_Task_
Take every line of the material below that includes the string "avatar" and copy it out.

_Material shown_
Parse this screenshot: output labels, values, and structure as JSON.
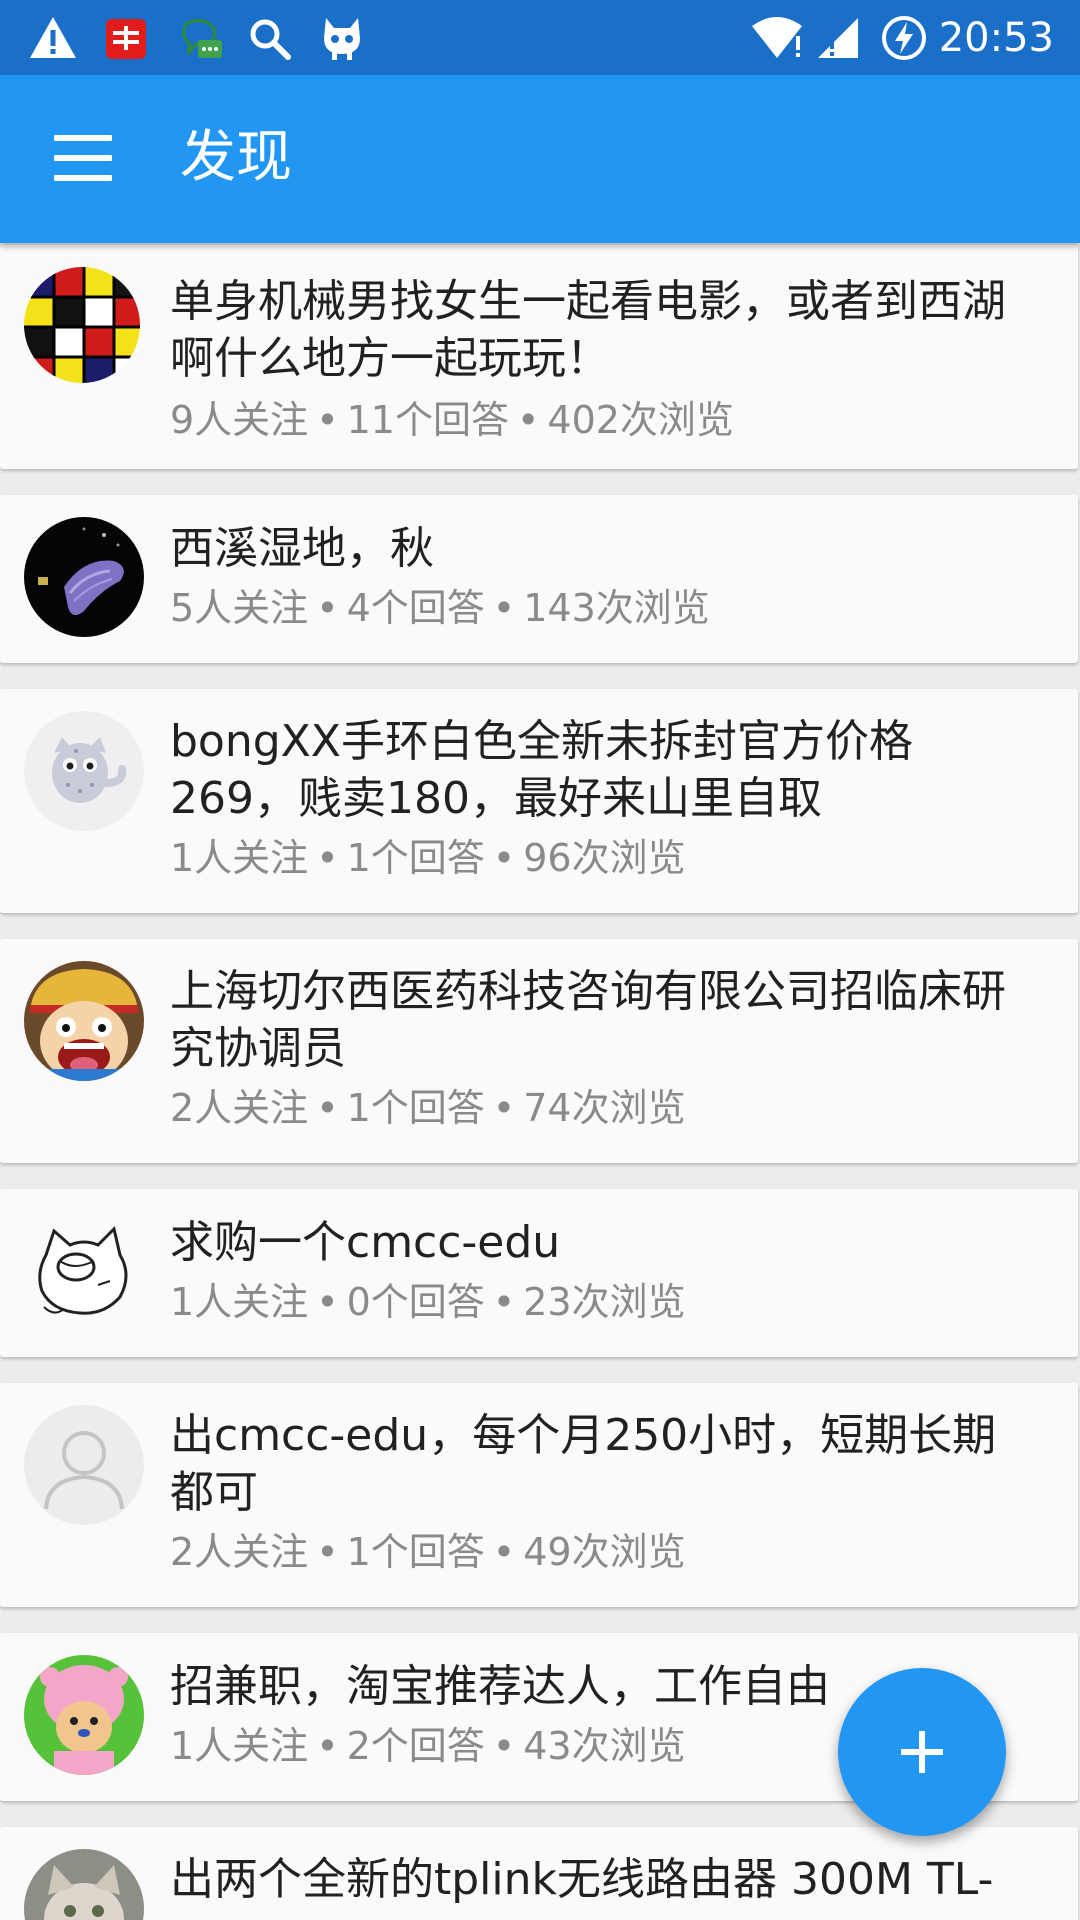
{
  "status_bar": {
    "time": "20:53",
    "icons": [
      "warning-icon",
      "youdao-app-icon",
      "chat-bubble-icon",
      "search-icon",
      "android-cat-icon",
      "wifi-icon",
      "signal-icon",
      "battery-charging-icon"
    ]
  },
  "app_bar": {
    "title": "发现",
    "menu_icon": "hamburger-menu-icon",
    "color": "#2196f3"
  },
  "questions": [
    {
      "title": "单身机械男找女生一起看电影，或者到西湖啊什么地方一起玩玩！",
      "follows": "9人关注",
      "answers": "11个回答",
      "views": "402次浏览",
      "avatar": "mondrian-avatar"
    },
    {
      "title": " 西溪湿地，秋",
      "follows": "5人关注",
      "answers": "4个回答",
      "views": "143次浏览",
      "avatar": "night-photo-avatar"
    },
    {
      "title": "bongXX手环白色全新未拆封官方价格269，贱卖180，最好来山里自取",
      "follows": "1人关注",
      "answers": "1个回答",
      "views": "96次浏览",
      "avatar": "gnome-toy-avatar"
    },
    {
      "title": "上海切尔西医药科技咨询有限公司招临床研究协调员",
      "follows": "2人关注",
      "answers": "1个回答",
      "views": "74次浏览",
      "avatar": "cartoon-face-avatar"
    },
    {
      "title": "求购一个cmcc-edu",
      "follows": "1人关注",
      "answers": "0个回答",
      "views": "23次浏览",
      "avatar": "sketch-cat-avatar"
    },
    {
      "title": "出cmcc-edu，每个月250小时，短期长期都可",
      "follows": "2人关注",
      "answers": "1个回答",
      "views": "49次浏览",
      "avatar": "default-user-avatar"
    },
    {
      "title": "招兼职，淘宝推荐达人，工作自由",
      "follows": "1人关注",
      "answers": "2个回答",
      "views": "43次浏览",
      "avatar": "pink-cartoon-avatar"
    },
    {
      "title": "出两个全新的tplink无线路由器 300M TL-",
      "follows": "",
      "answers": "",
      "views": "",
      "avatar": "kitten-avatar"
    }
  ],
  "meta_separator": "•",
  "fab": {
    "icon": "plus-icon",
    "color": "#2196f3"
  }
}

_Result of the task_
      "avatar": "mondrian-avatar"
      "avatar": "night-photo-avatar"
      "avatar": "gnome-toy-avatar"
      "avatar": "cartoon-face-avatar"
      "avatar": "sketch-cat-avatar"
      "avatar": "default-user-avatar"
      "avatar": "pink-cartoon-avatar"
      "avatar": "kitten-avatar"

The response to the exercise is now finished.